And not the kind of invisibility with cloaks and stuff, but the kind of invisibility that entailed not being able to vote, own property, earn a living wage, or marry someone outside of your race, religion, or socioeconomic group.

And though life was hard and kind of unfair for pretty much everyone outside of a small cadre of people, the hands-down "We've Got It the Worst" award goes to the slaves.

Slavery sailed into the U.S. on a boat bound for Jamestown way back in 1619. By the time President Lincoln officially sailed it back out again in 1863, millions of people had lived—and died—as American slaves.

It was a rough existence. Slaves were completely beholden to their owners and were given the same rights (and often treated with less respect) than a pair of shoes. Slaves couldn't own property, their working conditions were usually beyond terrible, they couldn't marry without permission, and they couldn't vote or do anything else to change their awful situation.

Luckily, people who could change the situation were wising up. By the time the Kansas-Nebraska Act was passed, the anti-slavery movement was gaining some serious steam, and the practice had been outlawed across a good portion of the country.

Then everything went nuts when Territory Nebraska and Territory Kansas were organized and allowed to choose whether or not they wanted slavery…which was not how the Missouri Compromise and Compromise of 1850 said things were supposed to work.

Suddenly, Nebraska and Kansas were a hotbed of civil unrest.

Unrest In The Midwest

Well, not Nebraska so much. Nebraska had never been a big slave area, and when the state legislature officially abolished the practice in January of 1861, no one was surprised.

Kansas, however, was a different story.

The common assumption was that Kansas would vote to keep slavery. Maybe it would have, maybe it wouldn't, but worry over the mere thought of it drove a bunch of abolitionists to Kansas Territory to set up shop and vote "no" on slavery.
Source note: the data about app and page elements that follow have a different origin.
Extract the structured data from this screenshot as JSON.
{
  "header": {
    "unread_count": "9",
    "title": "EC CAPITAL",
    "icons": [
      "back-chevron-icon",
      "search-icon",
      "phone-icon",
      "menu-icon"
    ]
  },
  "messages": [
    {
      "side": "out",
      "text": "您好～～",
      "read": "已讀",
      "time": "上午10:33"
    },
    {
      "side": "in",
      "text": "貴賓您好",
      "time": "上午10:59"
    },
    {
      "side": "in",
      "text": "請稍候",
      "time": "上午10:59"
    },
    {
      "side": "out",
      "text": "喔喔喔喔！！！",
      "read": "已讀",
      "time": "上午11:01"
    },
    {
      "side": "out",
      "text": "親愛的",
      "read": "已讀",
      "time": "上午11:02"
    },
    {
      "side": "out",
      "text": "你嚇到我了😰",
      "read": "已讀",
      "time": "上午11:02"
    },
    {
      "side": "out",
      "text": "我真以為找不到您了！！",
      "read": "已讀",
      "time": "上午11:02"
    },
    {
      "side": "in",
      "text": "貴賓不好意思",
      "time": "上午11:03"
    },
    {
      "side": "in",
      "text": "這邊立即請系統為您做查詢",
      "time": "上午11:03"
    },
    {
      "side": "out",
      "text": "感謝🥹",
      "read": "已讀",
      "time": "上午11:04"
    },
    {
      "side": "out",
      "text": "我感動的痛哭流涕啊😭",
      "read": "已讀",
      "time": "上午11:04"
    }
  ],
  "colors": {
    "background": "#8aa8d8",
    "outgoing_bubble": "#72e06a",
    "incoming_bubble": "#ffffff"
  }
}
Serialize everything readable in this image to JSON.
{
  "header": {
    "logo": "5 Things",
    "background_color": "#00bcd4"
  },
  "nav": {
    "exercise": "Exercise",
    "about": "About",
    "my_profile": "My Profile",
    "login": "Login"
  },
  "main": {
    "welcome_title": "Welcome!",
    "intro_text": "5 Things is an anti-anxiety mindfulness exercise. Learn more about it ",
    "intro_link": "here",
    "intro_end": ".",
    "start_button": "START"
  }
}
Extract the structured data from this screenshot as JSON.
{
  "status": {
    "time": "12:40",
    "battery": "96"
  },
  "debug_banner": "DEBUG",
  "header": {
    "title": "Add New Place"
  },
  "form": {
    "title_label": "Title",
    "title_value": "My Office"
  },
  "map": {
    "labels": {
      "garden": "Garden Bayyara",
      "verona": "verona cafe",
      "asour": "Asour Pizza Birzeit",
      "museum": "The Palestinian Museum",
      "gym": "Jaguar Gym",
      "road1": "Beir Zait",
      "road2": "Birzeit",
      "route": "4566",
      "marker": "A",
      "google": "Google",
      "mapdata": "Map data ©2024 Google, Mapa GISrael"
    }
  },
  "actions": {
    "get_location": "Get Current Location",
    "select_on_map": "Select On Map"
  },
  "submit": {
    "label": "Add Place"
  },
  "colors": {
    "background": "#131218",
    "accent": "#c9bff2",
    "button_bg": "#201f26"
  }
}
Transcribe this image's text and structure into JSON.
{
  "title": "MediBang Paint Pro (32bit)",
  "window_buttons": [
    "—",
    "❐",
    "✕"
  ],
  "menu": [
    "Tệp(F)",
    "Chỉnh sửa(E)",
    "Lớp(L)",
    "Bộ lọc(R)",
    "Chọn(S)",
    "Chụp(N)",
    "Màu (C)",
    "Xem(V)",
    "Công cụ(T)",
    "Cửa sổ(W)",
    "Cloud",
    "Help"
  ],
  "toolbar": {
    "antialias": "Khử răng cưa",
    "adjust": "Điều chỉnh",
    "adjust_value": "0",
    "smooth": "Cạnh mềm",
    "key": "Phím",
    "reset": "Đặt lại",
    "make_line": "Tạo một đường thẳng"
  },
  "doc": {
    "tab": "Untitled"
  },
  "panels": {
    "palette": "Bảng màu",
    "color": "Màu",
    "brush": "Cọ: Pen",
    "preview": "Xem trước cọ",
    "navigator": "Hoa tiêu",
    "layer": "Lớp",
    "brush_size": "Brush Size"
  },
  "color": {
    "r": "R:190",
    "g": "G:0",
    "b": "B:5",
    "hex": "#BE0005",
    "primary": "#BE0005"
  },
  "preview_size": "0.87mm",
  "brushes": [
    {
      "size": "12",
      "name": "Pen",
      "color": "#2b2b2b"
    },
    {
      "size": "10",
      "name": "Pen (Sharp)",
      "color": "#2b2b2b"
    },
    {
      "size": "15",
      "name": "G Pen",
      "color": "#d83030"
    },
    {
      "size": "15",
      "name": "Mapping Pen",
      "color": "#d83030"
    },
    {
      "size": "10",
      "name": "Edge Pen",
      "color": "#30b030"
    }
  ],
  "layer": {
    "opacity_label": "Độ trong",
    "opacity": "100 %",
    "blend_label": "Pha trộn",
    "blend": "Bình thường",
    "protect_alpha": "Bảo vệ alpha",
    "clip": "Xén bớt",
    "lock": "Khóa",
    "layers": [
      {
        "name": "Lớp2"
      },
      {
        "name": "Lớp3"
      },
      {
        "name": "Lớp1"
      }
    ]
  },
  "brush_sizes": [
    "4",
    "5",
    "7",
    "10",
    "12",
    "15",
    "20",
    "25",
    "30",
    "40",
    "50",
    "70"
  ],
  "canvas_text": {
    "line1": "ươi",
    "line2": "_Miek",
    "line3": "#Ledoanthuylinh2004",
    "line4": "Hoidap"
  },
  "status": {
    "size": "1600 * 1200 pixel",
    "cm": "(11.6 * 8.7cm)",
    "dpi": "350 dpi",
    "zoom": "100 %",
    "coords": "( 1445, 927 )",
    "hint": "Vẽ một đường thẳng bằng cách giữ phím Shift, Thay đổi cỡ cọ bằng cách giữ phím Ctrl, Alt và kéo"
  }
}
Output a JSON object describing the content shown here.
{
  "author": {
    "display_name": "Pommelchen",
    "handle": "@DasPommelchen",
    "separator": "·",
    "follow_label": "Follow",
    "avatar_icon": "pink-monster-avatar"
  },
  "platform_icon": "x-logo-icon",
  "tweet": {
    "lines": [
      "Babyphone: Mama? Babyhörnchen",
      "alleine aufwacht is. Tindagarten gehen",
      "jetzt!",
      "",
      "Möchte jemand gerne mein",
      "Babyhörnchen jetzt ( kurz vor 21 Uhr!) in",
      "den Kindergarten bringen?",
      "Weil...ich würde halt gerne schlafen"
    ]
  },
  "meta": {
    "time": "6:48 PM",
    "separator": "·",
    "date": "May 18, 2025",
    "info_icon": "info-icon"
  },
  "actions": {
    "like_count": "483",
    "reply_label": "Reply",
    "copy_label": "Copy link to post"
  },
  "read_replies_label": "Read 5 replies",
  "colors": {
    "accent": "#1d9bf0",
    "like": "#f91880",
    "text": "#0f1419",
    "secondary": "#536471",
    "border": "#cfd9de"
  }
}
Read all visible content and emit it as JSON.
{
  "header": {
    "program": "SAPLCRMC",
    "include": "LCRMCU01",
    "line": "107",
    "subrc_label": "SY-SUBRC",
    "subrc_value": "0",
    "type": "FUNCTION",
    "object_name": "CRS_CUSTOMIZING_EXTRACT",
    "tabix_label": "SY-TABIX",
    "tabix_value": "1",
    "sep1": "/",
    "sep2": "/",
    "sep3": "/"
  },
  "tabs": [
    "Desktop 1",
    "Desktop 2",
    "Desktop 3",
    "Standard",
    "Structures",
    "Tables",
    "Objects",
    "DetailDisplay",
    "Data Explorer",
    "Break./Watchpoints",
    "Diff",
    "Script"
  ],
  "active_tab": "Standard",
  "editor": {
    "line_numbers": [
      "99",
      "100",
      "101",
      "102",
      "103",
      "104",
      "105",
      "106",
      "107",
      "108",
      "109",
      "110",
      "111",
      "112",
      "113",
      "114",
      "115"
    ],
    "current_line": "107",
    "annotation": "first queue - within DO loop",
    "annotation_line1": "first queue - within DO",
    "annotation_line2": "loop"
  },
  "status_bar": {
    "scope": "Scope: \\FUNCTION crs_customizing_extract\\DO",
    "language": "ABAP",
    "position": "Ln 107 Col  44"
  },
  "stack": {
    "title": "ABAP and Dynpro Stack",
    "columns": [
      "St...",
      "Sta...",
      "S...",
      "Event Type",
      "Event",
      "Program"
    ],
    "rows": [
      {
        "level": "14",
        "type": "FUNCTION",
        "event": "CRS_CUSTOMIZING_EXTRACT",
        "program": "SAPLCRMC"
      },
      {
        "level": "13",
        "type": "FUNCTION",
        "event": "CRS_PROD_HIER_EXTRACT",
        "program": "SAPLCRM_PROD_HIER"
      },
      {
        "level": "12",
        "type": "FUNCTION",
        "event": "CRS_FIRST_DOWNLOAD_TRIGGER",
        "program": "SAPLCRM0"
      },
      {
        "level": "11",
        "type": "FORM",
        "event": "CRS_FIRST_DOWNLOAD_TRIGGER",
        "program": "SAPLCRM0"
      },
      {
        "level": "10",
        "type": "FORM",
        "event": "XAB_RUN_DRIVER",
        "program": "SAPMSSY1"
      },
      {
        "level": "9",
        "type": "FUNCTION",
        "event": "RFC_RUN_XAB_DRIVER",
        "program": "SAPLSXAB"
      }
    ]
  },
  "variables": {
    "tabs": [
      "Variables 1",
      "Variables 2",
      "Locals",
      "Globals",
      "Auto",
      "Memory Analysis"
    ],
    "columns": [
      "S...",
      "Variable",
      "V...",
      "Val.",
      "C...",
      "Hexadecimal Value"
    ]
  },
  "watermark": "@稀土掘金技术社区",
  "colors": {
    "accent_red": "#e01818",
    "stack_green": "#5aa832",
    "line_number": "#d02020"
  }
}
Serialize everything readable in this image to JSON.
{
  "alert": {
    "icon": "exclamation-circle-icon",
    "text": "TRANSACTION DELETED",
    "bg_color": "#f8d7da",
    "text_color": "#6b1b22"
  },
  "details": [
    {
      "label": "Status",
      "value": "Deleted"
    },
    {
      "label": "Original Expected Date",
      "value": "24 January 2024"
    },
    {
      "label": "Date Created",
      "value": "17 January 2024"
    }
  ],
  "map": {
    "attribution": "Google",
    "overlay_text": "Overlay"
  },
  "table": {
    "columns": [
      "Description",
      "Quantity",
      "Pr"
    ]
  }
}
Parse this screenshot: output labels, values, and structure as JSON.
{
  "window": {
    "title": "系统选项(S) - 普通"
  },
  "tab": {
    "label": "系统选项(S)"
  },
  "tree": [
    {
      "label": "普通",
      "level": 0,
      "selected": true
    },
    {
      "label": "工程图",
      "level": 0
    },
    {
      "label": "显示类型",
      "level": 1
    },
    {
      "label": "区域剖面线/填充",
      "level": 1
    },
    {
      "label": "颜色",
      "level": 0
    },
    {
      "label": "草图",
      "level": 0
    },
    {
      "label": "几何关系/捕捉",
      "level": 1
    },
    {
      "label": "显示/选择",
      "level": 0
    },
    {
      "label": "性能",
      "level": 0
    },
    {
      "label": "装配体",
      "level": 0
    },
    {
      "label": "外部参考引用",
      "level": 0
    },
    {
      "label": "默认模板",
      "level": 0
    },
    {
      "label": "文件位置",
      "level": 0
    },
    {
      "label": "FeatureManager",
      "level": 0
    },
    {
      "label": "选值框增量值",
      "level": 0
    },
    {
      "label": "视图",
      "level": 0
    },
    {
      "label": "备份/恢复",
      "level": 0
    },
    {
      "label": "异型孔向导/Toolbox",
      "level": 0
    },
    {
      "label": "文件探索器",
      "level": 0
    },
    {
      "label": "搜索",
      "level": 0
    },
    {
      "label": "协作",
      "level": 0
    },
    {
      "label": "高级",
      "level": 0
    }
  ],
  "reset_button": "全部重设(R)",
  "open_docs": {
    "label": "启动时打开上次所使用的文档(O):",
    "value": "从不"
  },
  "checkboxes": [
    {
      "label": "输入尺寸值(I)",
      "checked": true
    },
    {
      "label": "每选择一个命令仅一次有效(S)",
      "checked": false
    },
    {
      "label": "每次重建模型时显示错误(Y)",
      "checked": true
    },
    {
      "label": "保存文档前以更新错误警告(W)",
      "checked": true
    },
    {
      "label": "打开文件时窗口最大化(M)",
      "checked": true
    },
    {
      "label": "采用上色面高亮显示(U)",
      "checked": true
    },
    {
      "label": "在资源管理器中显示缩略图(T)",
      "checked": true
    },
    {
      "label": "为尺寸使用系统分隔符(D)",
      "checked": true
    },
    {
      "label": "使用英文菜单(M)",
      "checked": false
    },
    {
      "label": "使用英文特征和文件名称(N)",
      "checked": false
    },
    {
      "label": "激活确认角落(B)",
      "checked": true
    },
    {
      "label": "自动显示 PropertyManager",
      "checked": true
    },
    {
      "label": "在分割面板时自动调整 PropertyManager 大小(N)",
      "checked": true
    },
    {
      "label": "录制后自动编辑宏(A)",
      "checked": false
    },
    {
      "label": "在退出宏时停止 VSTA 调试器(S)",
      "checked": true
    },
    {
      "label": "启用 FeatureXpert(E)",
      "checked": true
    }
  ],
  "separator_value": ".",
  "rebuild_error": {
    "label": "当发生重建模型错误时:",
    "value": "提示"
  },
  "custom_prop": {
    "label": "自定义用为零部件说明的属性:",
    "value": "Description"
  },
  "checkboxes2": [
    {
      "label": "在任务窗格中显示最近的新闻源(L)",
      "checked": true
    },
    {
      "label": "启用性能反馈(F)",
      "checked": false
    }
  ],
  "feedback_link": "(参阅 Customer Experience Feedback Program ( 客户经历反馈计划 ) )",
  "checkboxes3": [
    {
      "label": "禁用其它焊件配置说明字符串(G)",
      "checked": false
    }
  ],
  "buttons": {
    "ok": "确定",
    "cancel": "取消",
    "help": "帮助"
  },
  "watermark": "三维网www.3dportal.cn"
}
These folks and their supporters became known as Free Staters, and for many, their migration to Kansas was seen as a good thing.

For others, like the pro-slavery South and Kansas' slave-owning neighbor Missouri, the Free Stater migration was certainly not a good thing. Pro-slavery Missouri residents known as "border ruffians" flooded across the Kansas border and caused all kinds of mayhem, threatening Free State sympathizers, stealing stuff, burning stuff, and committing mass voter fraud in an effort to keep Kansas in line.

As one might imagine, additional chaos ensued.

When Kansas Governor Andrew Reeder deemed those elections fraudulent and demanded new ones, these border ruffians, some of them now elected to office, told Reeder to go pound sand and called for his dismissal.

Meanwhile, Kansas' anti-slavery people had rallied. They set up their own government in response to the pro-slavery Bogus Legislature, as they were called. They got a crew together and scribbled down their own thoughts for a future state constitution; it officially abolished slavery and is known as the Topeka Constitution. It was sent off to Congress, who thanked them for playing and wished them better luck next time.

Needing And Bleeding

Then the Bogus Legislature guys tried to hurry up and get the pro-slavery Lecompton Constitution they'd written approved by Congress, but that one didn't cut the mustard either.

Neither did the third attempt, the uber-progressive Leavenworth Constitution that not only outlawed slavery, it also gave limited voting rights to all kinds of minorities and – gasp – women, too.

And in the midst of all of this constitution-writing were massive displays of violence and bloodshed.

Homes and businesses were constantly being destroyed by protesters. People were assaulted and sometimes killed. Washington, D.C. sent in troops and cannons and angry politicians. By the time the abolitionist Wyandotte Constitution was drafted and finally approved in 1859, over two hundred people were dead.

This entire era was such a debacle that it became known as "Bleeding Kansas."

But despite its horrors, this scary little period in time did result in a win for the good guys: when Kansas was finally admitted to the Union in 1861, it was admitted as a free state.

And the country threw a war to celebrate.